= Data =
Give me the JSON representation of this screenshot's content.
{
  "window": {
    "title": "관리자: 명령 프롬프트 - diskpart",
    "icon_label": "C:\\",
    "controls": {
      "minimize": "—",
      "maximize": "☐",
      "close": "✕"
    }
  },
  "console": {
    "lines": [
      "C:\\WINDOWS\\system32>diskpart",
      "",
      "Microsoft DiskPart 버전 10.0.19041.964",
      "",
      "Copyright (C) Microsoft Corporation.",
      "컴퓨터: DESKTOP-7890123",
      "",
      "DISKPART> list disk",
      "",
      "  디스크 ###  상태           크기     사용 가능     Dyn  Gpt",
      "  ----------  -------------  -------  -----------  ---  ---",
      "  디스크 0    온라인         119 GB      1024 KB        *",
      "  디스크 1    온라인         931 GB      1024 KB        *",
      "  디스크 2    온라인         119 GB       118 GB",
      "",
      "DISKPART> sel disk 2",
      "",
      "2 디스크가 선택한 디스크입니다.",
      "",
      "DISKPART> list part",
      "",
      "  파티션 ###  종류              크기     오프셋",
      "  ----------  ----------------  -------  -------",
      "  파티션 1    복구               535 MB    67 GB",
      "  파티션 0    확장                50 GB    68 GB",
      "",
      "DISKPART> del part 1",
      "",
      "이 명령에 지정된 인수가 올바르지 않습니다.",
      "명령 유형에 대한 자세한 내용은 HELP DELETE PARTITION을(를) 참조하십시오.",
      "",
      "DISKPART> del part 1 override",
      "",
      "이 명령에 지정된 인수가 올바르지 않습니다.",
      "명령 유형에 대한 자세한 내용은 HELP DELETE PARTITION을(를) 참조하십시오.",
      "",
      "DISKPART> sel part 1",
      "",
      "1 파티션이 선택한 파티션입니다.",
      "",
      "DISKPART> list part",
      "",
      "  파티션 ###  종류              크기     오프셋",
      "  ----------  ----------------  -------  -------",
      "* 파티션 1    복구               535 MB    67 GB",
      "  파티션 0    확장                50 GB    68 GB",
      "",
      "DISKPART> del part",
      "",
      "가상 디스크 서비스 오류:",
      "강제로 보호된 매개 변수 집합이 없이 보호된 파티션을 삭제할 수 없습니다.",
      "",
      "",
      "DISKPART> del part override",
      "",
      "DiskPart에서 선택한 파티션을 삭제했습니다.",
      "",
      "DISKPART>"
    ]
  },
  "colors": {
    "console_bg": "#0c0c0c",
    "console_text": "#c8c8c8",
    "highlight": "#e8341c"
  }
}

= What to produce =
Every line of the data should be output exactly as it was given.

= Worked solution =
Give me the JSON representation of this screenshot's content.
{
  "window": {
    "title": "관리자: 명령 프롬프트 - diskpart",
    "icon_label": "C:\\",
    "controls": {
      "minimize": "—",
      "maximize": "☐",
      "close": "✕"
    }
  },
  "console": {
    "lines": [
      "C:\\WINDOWS\\system32>diskpart",
      "",
      "Microsoft DiskPart 버전 10.0.19041.964",
      "",
      "Copyright (C) Microsoft Corporation.",
      "컴퓨터: DESKTOP-7890123",
      "",
      "DISKPART> list disk",
      "",
      "  디스크 ###  상태           크기     사용 가능     Dyn  Gpt",
      "  ----------  -------------  -------  -----------  ---  ---",
      "  디스크 0    온라인         119 GB      1024 KB        *",
      "  디스크 1    온라인         931 GB      1024 KB        *",
      "  디스크 2    온라인         119 GB       118 GB",
      "",
      "DISKPART> sel disk 2",
      "",
      "2 디스크가 선택한 디스크입니다.",
      "",
      "DISKPART> list part",
      "",
      "  파티션 ###  종류              크기     오프셋",
      "  ----------  ----------------  -------  -------",
      "  파티션 1    복구               535 MB    67 GB",
      "  파티션 0    확장                50 GB    68 GB",
      "",
      "DISKPART> del part 1",
      "",
      "이 명령에 지정된 인수가 올바르지 않습니다.",
      "명령 유형에 대한 자세한 내용은 HELP DELETE PARTITION을(를) 참조하십시오.",
      "",
      "DISKPART> del part 1 override",
      "",
      "이 명령에 지정된 인수가 올바르지 않습니다.",
      "명령 유형에 대한 자세한 내용은 HELP DELETE PARTITION을(를) 참조하십시오.",
      "",
      "DISKPART> sel part 1",
      "",
      "1 파티션이 선택한 파티션입니다.",
      "",
      "DISKPART> list part",
      "",
      "  파티션 ###  종류              크기     오프셋",
      "  ----------  ----------------  -------  -------",
      "* 파티션 1    복구               535 MB    67 GB",
      "  파티션 0    확장                50 GB    68 GB",
      "",
      "DISKPART> del part",
      "",
      "가상 디스크 서비스 오류:",
      "강제로 보호된 매개 변수 집합이 없이 보호된 파티션을 삭제할 수 없습니다.",
      "",
      "",
      "DISKPART> del part override",
      "",
      "DiskPart에서 선택한 파티션을 삭제했습니다.",
      "",
      "DISKPART>"
    ]
  },
  "colors": {
    "console_bg": "#0c0c0c",
    "console_text": "#c8c8c8",
    "highlight": "#e8341c"
  }
}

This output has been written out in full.